Once an initial screening has taken place, then a behavioural reference is sought from a candidate’s line manager; essentially this is to check that they are trustworthy, discreet, approachable and have demonstrated the key skills required of them. If they pass this stage, then they embark on a tailored training programme, covering their role and their day-to-day responsibilities.
As with any process, the mental health and wellbeing programme must be managed effectively and measured appropriately – something which many businesses simply don’t have the ability to do.
As the Siemens Mobility team of MHFAs is drawn from every level, function and region of the business, it is difficult to bring everyone together on a regular basis.

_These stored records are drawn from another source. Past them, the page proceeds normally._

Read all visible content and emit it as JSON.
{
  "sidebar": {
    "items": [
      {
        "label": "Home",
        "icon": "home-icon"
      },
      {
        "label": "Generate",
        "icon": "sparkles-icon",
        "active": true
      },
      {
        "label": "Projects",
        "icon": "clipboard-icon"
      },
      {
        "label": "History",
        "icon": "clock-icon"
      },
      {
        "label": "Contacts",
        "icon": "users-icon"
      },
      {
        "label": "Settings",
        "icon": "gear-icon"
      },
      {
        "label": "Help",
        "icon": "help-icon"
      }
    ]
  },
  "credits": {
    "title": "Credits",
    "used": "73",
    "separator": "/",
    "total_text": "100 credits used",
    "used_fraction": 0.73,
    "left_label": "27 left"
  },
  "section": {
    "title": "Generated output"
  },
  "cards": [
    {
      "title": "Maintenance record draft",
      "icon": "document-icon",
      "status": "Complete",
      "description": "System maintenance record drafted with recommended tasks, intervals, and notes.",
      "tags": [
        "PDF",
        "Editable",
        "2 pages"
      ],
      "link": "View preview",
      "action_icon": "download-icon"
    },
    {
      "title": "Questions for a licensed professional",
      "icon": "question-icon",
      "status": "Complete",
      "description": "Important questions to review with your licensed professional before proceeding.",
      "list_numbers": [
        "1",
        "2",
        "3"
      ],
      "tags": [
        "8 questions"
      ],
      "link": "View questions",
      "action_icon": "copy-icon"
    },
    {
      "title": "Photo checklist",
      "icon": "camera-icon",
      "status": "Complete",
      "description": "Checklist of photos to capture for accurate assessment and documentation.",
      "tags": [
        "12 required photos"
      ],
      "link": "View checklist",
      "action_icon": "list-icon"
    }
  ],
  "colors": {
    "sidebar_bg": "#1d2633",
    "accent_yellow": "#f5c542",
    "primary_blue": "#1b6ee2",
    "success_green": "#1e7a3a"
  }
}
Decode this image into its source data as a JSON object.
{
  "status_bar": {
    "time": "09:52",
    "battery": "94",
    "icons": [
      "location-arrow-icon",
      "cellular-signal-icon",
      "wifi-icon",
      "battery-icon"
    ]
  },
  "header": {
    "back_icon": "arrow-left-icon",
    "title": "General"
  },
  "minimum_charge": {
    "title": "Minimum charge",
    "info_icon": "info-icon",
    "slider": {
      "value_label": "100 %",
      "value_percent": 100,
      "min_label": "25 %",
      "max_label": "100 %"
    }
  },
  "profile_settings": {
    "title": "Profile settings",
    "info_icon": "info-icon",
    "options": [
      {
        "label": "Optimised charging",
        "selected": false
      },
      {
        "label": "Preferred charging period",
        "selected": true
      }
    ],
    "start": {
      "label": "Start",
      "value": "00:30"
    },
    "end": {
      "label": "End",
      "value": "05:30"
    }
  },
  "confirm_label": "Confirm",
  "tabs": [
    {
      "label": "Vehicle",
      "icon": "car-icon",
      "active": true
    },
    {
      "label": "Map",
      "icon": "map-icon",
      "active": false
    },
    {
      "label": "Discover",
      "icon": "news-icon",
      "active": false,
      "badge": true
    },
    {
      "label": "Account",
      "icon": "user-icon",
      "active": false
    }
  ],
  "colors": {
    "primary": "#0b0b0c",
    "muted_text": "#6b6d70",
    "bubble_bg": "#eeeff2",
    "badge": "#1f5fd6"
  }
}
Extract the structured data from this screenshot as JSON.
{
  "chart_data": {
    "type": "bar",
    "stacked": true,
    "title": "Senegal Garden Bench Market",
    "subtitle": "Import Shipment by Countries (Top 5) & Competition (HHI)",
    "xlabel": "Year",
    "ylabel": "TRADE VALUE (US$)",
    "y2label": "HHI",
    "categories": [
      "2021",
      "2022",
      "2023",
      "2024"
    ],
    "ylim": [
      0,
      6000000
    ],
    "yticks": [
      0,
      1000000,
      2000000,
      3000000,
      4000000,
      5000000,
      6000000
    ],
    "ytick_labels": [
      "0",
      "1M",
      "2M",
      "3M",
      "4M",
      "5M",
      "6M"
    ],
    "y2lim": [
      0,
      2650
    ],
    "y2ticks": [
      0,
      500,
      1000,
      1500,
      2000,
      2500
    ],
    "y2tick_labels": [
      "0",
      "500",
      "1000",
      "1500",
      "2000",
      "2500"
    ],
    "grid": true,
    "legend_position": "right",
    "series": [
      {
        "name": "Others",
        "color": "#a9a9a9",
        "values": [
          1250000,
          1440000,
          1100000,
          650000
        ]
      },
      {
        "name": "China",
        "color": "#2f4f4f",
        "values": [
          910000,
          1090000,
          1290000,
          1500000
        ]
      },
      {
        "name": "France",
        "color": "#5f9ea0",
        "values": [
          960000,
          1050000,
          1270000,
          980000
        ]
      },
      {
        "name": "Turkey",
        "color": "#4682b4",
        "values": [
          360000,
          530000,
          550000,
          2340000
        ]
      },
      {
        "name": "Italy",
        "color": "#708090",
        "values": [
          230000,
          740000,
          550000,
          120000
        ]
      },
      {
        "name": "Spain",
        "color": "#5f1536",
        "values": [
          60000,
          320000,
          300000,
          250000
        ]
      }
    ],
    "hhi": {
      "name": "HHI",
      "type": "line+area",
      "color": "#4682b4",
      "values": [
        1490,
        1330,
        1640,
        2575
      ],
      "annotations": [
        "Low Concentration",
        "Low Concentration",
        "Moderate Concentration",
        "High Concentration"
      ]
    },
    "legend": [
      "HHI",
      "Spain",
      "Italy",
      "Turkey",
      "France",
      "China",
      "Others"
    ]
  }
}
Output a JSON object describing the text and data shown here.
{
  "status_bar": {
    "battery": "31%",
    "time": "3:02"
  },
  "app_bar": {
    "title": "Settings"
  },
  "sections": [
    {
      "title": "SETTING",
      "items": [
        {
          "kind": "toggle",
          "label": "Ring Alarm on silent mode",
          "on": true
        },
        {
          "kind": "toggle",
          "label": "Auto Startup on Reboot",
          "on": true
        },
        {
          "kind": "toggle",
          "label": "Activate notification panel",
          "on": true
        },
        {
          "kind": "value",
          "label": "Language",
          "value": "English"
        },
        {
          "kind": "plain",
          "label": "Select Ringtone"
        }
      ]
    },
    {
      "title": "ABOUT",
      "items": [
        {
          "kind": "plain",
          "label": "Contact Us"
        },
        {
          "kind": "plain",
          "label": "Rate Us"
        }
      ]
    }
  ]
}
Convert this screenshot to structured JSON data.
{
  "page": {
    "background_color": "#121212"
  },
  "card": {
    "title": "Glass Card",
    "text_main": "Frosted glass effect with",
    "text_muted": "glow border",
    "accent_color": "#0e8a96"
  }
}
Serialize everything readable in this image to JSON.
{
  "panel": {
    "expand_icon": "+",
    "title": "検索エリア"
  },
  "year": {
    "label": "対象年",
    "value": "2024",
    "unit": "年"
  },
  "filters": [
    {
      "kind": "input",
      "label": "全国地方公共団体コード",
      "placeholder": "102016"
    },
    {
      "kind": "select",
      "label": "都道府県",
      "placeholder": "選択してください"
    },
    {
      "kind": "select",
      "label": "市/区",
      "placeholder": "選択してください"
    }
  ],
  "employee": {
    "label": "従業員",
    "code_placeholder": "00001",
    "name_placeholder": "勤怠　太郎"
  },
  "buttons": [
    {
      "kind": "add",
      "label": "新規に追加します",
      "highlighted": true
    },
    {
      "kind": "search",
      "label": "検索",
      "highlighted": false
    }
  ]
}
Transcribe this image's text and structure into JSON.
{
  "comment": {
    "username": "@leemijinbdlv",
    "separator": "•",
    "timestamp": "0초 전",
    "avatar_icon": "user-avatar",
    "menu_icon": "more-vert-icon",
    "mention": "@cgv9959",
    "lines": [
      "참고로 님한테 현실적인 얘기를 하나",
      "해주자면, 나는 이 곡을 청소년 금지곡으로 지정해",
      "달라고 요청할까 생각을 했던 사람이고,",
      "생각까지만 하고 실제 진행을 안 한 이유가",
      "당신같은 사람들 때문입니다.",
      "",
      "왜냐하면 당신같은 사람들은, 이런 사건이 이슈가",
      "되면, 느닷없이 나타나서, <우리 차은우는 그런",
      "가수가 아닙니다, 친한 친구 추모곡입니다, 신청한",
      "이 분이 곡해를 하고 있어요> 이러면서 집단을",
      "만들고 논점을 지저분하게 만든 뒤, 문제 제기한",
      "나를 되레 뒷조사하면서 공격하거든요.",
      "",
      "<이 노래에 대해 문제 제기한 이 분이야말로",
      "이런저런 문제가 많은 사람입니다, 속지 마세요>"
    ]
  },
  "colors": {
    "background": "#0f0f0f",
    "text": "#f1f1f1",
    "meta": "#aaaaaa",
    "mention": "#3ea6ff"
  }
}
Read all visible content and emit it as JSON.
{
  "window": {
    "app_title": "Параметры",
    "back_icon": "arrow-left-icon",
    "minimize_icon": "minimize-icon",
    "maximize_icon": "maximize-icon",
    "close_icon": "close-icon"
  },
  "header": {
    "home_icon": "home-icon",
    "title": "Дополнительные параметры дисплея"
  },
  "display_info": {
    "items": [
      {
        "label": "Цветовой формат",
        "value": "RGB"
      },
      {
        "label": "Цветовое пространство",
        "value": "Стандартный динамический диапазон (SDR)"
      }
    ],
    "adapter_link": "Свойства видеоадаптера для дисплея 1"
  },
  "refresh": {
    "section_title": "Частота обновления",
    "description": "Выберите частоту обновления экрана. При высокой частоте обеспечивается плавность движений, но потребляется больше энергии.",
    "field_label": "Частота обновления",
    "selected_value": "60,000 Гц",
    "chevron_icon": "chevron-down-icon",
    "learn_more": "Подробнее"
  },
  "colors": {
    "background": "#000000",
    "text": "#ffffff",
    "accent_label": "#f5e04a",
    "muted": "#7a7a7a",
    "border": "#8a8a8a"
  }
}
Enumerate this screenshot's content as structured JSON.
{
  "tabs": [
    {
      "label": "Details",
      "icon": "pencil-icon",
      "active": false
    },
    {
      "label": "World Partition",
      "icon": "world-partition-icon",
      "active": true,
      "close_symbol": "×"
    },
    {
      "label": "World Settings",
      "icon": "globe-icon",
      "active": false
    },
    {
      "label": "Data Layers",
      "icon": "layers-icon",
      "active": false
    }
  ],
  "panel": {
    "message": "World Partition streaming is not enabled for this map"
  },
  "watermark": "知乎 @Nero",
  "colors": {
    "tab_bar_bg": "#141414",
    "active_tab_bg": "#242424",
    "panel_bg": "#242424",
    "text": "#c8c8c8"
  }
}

However, it is an extremely close-knit group and quarterly conference calls provide an opportunity to discuss trends and more complex cases, as well as providing an opportunity to debrief and for best practice to be shared.
They can also be a forum for ‘guest speakers’ most recently a recovering alcoholic joined the meeting to talk about their own personal experiences.
On an individual basis, the MHFA logs each case (anonymised), with a brief description of what has happened and what advice has been given. The programme manager then reviews the case to ensure the MHFA handled the case within the limits of their roles. Cases can be work related (for example workload, relationships or time issues), personal, or a combination of both. Alternatively, the MHFA can be providing support to a line manager who is dealing with an individual with mental health issues directly.
Although it is widely accepted that programmes such as these do not generally demonstrate significant change until a significant time of operation has lapsed, the results so far are extremely encouraging.
After two years of operation, the team of MHFAs at Siemens Mobility had grown from 38 to over 60 members, with more than 80 individuals having received support. In the same period, the programme delivered a six per cent reduction in absenteeism (with no increase in presenteeism) and there had been a 961 per cent increase in the utilisation of the Employee Assistance Programme.
Following its successful introduction, in 2018 the Siemens Mobility team embarked on a benchmarking pilot project with RSSB, covering mental health and wellbeing; this in time will feed the organisation’s guidance and best practice advice across a range of areas.